DESCRIPTION OF THE TASK: Your job is to return every line of the listing holding the string "icon".

ENTRIES SHOWN:

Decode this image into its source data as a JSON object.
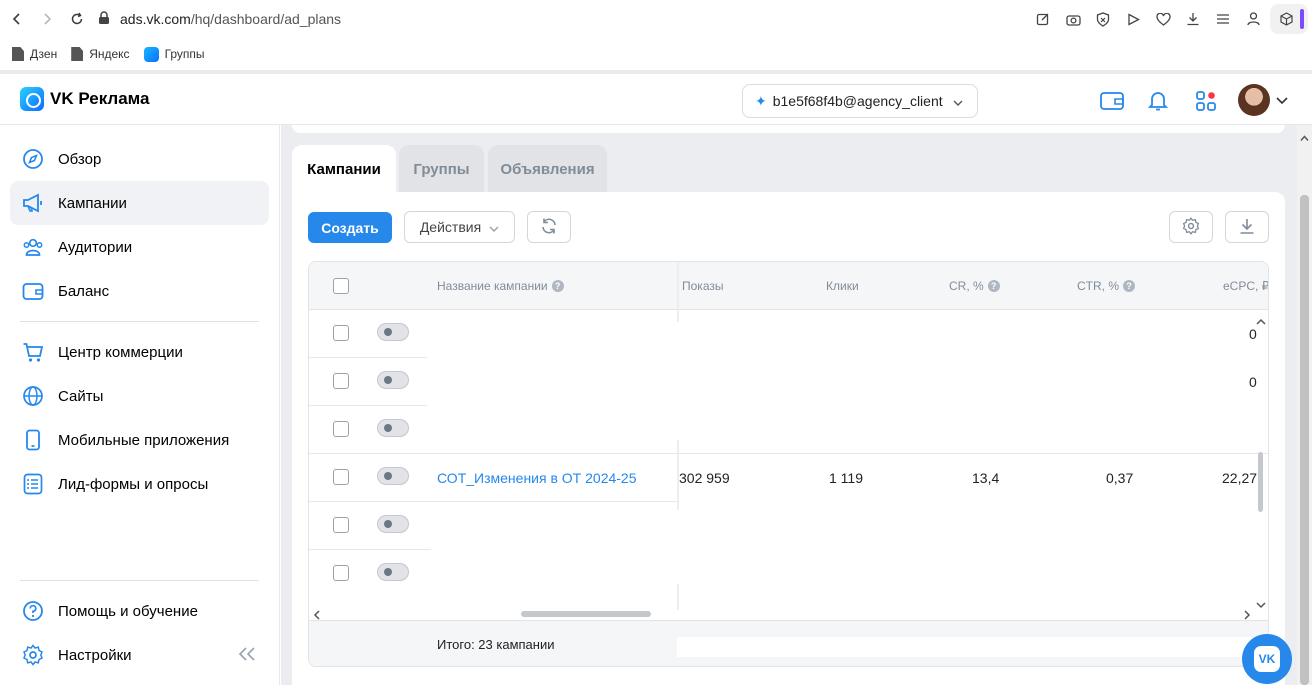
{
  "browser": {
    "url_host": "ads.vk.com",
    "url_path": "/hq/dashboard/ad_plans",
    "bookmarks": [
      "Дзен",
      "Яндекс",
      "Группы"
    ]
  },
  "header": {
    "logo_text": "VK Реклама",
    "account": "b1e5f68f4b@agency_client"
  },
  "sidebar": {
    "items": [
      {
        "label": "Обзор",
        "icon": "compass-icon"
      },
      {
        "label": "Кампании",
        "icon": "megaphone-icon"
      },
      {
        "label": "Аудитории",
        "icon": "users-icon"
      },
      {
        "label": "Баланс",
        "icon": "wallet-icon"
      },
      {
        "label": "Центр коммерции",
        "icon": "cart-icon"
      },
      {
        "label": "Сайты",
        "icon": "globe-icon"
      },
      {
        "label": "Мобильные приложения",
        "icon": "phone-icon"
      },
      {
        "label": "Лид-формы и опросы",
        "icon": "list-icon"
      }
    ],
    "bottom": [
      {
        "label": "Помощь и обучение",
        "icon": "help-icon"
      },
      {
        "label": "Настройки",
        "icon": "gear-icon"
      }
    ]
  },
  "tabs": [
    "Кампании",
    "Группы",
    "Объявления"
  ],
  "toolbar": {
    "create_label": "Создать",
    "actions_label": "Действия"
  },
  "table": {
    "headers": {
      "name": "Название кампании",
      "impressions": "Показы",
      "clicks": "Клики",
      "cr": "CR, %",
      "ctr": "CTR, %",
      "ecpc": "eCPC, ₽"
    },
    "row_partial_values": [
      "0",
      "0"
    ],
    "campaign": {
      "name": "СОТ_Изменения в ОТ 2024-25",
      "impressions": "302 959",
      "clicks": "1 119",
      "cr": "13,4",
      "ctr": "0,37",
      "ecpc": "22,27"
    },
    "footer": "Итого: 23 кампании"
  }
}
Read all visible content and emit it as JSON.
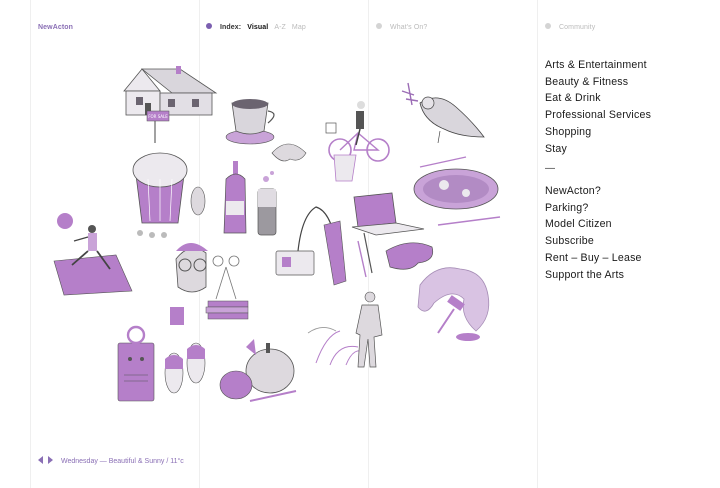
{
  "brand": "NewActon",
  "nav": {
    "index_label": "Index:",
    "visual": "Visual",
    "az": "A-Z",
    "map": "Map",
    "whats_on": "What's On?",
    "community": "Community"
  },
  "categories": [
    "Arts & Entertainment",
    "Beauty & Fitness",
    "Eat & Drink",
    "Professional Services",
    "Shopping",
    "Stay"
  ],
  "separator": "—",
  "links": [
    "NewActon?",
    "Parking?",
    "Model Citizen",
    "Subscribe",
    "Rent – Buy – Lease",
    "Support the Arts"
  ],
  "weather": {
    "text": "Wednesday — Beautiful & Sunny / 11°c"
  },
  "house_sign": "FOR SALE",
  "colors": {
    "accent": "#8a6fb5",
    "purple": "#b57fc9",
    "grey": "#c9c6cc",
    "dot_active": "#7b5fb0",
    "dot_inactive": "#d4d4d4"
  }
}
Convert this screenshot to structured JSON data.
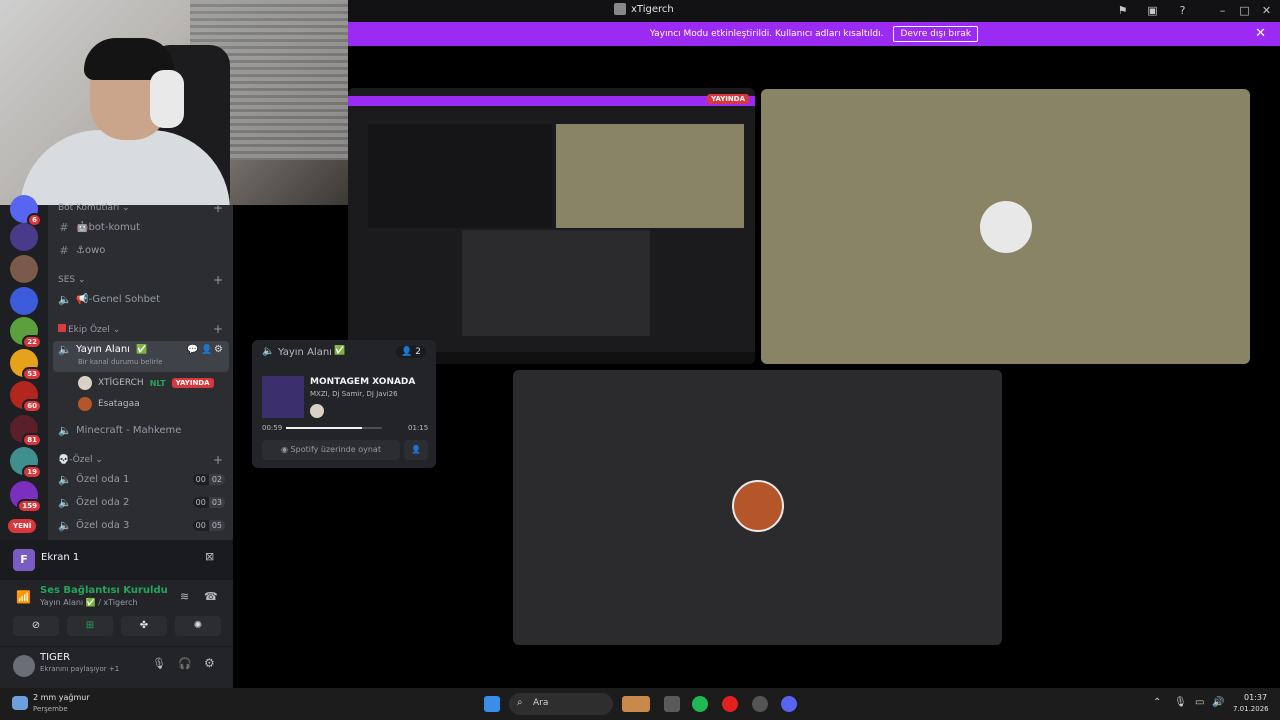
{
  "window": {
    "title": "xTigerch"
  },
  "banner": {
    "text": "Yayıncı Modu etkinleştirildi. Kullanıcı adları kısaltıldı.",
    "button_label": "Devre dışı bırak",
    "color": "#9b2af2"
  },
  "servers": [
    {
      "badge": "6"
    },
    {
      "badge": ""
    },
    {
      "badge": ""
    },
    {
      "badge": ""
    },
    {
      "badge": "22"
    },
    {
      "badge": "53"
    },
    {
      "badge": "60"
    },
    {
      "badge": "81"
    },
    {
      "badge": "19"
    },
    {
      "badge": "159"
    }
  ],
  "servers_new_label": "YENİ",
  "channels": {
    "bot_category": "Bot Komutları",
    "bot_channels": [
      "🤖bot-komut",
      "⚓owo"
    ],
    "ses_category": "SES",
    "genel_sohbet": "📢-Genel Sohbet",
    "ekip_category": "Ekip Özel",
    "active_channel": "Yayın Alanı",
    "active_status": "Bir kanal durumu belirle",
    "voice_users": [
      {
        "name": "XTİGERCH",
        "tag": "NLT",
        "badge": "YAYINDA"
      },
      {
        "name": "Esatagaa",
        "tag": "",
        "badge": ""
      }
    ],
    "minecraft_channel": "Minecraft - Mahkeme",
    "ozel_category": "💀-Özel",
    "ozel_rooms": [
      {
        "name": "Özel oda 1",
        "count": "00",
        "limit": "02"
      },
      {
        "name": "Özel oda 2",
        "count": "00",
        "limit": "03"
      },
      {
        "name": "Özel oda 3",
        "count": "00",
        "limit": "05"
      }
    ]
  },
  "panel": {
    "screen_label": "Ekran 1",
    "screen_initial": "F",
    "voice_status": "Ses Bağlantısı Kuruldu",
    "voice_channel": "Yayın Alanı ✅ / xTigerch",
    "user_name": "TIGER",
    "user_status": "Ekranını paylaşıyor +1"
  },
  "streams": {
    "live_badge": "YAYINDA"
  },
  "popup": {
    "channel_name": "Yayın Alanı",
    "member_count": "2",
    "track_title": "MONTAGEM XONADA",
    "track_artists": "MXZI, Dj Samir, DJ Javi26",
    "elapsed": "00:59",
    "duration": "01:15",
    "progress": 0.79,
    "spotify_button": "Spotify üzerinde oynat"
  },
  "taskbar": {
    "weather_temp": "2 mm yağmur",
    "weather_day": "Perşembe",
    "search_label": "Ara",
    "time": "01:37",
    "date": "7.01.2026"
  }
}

WORKED SOLUTION:
        "icon": "compass-icon"
        "icon": "megaphone-icon"
        "icon": "users-icon"
        "icon": "wallet-icon"
        "icon": "cart-icon"
        "icon": "globe-icon"
        "icon": "phone-icon"
        "icon": "list-icon"
        "icon": "help-icon"
        "icon": "gear-icon"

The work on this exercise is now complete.